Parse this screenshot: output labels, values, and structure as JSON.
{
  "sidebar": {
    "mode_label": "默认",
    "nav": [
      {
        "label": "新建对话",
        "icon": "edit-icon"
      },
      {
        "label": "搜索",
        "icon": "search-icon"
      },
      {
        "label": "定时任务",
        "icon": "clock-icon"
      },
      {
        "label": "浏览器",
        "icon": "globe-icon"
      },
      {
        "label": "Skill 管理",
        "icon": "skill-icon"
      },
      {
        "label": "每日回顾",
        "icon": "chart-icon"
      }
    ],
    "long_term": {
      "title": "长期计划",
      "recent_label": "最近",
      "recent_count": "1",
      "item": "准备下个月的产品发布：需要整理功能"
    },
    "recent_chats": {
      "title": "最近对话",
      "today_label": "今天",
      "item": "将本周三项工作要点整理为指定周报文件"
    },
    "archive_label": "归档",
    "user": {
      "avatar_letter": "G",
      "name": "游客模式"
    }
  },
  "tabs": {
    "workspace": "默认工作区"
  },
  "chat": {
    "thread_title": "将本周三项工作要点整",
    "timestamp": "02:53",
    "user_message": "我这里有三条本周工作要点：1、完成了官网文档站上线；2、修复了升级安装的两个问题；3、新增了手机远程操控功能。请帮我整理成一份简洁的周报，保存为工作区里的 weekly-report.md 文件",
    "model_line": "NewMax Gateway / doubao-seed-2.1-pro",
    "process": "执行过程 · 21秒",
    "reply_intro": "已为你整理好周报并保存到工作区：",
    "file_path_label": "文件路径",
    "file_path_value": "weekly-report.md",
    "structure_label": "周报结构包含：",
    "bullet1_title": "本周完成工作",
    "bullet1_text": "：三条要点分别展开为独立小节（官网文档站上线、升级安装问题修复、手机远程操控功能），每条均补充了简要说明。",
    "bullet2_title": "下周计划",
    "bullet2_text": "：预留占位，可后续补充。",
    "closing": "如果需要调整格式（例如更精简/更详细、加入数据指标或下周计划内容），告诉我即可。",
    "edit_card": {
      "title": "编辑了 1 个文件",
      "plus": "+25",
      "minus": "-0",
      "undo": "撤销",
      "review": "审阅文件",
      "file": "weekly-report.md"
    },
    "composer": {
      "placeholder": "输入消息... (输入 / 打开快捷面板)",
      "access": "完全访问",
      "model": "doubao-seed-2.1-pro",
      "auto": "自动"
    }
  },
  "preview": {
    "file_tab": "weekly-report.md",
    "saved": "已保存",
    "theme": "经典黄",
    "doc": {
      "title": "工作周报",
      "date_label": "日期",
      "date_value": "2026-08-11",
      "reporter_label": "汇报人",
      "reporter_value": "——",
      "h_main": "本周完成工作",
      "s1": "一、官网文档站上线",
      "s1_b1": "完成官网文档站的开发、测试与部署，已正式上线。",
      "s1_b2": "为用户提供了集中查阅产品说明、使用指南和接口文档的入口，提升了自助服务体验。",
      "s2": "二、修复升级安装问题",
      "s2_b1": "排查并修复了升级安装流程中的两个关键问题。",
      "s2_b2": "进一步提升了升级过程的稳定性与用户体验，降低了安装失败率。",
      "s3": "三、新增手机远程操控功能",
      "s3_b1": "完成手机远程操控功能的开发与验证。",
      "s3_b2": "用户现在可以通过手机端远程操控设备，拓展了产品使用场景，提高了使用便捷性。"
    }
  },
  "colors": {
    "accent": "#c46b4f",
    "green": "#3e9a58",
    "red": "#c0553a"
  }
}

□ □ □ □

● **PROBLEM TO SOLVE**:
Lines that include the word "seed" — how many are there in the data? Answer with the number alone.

● **TASK RESPONSE**:
2